Type ‘Amazing Grace’ into YouTube and you can cancel any other plans you might have had for the day. Page after page serves up everything from Elvis Presley to Pavarotti, Gospel choirs and winsome Celtic lovelies, folkies in fabulous knitwear and X Factor finalists strenuously proclaiming their surgically enhanced faith; even an American president. There are arrangements for electric guitar, steelpan orchestra, bagpipes or (God help us) beginner flute ensemble.
All of which suggests that James Walvin’s Amazing Grace is a book landing in fertile soil. This is a song that’s part of western cultural furniture, ‘as familiar to most people’, he reminds us, ‘as the words of the national anthem’, as inevitable as ‘thoughts and prayers’, as universal as McDonald’s, all the while being endlessly customisable – oh and, crucially, free from any copyright obligation.

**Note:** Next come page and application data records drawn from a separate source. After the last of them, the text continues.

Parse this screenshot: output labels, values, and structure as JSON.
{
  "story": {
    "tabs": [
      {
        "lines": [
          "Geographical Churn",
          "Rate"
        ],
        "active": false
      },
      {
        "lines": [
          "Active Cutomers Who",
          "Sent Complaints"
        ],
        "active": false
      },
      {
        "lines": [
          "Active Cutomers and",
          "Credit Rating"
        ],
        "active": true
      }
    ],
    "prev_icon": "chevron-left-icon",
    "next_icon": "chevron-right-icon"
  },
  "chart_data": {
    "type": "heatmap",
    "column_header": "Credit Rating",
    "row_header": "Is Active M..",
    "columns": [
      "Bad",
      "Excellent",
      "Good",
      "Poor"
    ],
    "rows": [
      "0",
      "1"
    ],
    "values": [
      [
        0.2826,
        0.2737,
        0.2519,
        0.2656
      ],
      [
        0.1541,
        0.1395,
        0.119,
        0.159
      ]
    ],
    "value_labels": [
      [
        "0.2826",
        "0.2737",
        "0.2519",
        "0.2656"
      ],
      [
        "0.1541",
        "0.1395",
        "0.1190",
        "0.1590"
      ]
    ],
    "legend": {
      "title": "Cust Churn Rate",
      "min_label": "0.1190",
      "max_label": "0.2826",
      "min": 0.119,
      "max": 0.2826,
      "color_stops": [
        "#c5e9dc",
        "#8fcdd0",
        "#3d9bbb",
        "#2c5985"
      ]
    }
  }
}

In his introduction, Walvin wonders why. Of all the songs in all the world, why this one? It’s not a question he ever answers satisfactorily, though the ‘how’ is mapped out in often repetitious detail. A career academic and prolific author, Walvin is an expert on the history of slavery – the first clue to the story of a song which unfolds with plenty of built-in tensions and ironies. Do these amount to the paradox Walvin repeatedly claims? I’m not so sure.
There’s pleasure to discovering that the origins of a song one might have placed in the 19th-century American south actually lie in 18th-century Wapping, with one John Newton. An early life of ‘the most horrid impiety and profaneness’ (of which, alas, we hear too little) leads Newton to the docks – first press-ganged into the navy and later finding his métier as a crew member and later captain of Atlantic slave ships.